> [Description of the task]: The lines to copy from the listing below are those that contain the string "background".
** Opening Recorded information block **
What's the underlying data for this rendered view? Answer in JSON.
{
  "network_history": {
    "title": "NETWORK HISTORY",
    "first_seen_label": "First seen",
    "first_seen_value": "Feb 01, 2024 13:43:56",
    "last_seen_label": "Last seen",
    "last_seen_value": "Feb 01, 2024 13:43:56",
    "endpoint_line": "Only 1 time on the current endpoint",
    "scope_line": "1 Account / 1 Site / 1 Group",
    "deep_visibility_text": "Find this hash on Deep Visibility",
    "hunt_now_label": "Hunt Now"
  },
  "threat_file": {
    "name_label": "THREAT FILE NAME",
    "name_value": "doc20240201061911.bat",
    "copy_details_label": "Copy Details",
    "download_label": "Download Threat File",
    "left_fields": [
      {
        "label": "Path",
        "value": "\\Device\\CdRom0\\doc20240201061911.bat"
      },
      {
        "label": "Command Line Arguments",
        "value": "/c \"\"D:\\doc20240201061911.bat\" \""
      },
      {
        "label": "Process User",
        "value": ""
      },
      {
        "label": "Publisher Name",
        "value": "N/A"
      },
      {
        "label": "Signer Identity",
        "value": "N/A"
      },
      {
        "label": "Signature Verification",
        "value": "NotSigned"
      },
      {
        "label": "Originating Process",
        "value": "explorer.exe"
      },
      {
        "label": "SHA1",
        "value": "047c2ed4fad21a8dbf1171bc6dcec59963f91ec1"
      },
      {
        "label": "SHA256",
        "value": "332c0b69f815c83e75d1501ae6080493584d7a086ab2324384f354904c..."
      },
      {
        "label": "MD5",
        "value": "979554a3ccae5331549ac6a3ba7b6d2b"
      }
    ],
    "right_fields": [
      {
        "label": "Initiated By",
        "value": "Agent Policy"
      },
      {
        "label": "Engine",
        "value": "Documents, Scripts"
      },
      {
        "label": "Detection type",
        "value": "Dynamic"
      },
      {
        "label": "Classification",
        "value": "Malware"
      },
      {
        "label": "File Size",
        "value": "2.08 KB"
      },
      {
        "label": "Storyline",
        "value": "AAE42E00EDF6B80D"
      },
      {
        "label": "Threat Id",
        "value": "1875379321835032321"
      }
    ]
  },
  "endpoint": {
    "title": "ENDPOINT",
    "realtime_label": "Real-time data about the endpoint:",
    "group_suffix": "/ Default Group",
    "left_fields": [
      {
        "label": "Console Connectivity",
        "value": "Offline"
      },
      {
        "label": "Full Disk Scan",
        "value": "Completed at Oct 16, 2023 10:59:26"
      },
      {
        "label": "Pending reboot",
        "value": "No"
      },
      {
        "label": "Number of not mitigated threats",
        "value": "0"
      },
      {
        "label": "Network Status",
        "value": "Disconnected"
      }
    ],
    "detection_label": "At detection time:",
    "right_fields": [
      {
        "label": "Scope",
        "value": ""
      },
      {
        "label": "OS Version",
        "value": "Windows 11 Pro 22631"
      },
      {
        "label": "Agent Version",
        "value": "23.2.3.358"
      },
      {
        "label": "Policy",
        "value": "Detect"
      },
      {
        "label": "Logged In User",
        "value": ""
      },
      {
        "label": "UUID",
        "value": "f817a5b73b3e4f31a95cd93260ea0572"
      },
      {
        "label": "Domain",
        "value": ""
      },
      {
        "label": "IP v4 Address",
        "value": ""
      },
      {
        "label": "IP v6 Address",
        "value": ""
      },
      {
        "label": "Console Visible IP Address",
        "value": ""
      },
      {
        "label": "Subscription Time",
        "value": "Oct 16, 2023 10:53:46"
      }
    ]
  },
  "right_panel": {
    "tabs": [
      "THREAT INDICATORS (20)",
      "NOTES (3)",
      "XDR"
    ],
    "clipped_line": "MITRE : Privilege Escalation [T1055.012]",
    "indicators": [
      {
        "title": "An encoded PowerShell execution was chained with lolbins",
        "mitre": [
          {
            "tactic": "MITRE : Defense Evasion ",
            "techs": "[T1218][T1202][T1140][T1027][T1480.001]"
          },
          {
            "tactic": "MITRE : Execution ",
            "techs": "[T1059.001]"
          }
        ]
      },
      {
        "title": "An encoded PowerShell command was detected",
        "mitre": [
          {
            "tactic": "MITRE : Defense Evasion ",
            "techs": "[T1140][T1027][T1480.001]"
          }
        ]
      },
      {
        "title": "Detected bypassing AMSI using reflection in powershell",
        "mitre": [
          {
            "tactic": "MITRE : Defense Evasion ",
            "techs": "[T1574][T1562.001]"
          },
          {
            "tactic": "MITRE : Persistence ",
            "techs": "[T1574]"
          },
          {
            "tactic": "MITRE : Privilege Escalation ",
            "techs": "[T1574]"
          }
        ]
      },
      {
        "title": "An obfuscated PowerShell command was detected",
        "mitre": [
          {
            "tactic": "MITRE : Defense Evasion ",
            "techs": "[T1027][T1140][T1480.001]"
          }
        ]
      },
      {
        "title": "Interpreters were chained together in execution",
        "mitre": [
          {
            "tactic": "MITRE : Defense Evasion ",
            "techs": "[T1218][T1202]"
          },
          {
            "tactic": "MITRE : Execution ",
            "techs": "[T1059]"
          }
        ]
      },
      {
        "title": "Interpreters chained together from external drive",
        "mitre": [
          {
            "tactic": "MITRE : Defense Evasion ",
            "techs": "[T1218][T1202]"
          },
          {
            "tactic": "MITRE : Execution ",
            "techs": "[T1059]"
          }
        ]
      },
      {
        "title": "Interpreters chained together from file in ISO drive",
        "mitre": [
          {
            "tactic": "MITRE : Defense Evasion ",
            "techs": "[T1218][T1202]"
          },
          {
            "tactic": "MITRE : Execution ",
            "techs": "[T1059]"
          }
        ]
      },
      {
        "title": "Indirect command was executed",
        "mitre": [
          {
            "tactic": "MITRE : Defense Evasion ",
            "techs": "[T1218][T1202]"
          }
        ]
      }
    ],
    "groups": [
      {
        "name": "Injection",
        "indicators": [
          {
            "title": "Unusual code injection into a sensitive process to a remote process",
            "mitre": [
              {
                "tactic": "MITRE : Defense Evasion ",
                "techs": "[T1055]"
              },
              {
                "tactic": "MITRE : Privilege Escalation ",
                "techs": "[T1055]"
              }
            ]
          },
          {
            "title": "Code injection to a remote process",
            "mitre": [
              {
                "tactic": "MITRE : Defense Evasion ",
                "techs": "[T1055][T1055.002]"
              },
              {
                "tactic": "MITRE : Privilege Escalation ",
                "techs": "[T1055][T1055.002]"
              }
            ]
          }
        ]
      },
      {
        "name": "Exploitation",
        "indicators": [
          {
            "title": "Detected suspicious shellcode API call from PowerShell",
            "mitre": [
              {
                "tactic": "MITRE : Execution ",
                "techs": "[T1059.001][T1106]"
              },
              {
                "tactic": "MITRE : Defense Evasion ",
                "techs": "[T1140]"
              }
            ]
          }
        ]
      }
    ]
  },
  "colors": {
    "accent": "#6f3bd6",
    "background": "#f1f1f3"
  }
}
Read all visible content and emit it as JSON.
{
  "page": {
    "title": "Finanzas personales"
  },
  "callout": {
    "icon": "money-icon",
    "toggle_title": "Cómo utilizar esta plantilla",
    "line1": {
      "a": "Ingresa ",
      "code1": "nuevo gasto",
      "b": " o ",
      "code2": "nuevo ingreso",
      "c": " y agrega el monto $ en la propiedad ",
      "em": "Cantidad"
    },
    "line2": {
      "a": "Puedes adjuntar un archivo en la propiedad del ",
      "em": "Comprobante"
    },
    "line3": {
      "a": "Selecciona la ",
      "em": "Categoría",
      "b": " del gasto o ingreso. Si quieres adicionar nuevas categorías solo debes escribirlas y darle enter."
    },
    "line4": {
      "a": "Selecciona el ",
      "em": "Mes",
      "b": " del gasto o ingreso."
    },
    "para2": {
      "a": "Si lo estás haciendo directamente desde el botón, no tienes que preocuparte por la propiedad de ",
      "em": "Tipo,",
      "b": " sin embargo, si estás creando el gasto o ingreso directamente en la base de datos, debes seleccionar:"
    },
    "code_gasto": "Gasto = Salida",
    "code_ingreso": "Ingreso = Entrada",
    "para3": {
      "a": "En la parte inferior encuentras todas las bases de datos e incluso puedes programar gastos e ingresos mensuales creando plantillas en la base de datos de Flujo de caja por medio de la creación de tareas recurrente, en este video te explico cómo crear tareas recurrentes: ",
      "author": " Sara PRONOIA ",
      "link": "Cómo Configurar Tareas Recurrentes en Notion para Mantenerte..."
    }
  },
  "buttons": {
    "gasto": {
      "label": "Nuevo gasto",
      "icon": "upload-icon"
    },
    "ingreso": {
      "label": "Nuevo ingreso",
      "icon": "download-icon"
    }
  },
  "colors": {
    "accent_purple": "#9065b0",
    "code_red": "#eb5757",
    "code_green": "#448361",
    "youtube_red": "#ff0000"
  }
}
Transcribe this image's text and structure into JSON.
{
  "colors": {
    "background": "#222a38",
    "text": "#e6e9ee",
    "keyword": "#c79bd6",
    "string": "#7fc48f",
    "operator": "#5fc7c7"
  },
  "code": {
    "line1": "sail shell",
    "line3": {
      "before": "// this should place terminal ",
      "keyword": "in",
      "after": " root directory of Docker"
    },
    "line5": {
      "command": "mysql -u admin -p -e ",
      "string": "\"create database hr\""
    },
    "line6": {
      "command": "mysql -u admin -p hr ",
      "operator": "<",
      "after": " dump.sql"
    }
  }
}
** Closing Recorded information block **
> [Task output]:
    "background": "#f1f1f3"
    "background": "#222a38",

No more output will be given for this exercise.